Your instructions: Whenever a line of the data below holds the string "Evaluation", copy that line.

Task input:
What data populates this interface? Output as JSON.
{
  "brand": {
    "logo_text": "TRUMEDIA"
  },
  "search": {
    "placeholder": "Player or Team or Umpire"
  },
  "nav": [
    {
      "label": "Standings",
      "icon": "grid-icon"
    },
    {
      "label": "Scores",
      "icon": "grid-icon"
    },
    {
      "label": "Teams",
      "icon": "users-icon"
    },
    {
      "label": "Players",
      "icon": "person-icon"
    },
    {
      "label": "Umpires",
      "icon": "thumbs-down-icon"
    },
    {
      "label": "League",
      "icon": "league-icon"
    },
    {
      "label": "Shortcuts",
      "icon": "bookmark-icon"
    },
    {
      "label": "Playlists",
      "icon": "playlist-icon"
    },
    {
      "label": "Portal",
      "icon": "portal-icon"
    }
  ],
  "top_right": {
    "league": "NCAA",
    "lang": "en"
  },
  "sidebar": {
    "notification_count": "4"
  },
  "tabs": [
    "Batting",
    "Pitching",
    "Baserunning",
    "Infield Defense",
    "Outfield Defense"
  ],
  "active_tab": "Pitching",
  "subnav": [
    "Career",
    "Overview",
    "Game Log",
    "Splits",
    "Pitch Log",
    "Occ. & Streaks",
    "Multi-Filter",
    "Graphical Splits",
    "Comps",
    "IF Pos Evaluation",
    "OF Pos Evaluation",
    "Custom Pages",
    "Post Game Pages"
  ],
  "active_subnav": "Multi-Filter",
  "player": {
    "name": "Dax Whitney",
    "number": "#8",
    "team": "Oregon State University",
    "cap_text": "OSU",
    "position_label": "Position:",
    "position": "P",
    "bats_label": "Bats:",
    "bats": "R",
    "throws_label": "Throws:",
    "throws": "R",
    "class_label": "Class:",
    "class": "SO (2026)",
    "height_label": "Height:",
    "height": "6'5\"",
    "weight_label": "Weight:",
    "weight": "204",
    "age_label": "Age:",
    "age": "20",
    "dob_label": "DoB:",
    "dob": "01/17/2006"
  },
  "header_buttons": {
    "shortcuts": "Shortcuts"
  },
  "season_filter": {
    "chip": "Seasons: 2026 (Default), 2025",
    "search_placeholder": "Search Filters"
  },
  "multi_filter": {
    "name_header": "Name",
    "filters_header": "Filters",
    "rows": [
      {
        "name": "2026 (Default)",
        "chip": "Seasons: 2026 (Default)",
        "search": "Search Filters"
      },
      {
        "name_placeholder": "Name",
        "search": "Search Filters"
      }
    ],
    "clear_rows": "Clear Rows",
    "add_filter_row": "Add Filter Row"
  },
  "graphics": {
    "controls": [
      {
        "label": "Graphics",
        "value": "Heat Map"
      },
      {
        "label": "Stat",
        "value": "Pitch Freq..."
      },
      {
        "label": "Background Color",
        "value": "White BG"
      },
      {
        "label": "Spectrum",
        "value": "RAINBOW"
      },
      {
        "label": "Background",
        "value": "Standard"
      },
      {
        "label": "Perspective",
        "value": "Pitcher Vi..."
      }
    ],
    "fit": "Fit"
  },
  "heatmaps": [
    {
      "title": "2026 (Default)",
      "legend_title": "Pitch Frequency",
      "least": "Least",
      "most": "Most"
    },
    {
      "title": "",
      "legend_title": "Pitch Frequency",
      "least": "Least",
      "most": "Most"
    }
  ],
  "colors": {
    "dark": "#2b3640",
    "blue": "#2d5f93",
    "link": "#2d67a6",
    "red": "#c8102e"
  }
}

Response below:
    "IF Pos Evaluation",
    "OF Pos Evaluation",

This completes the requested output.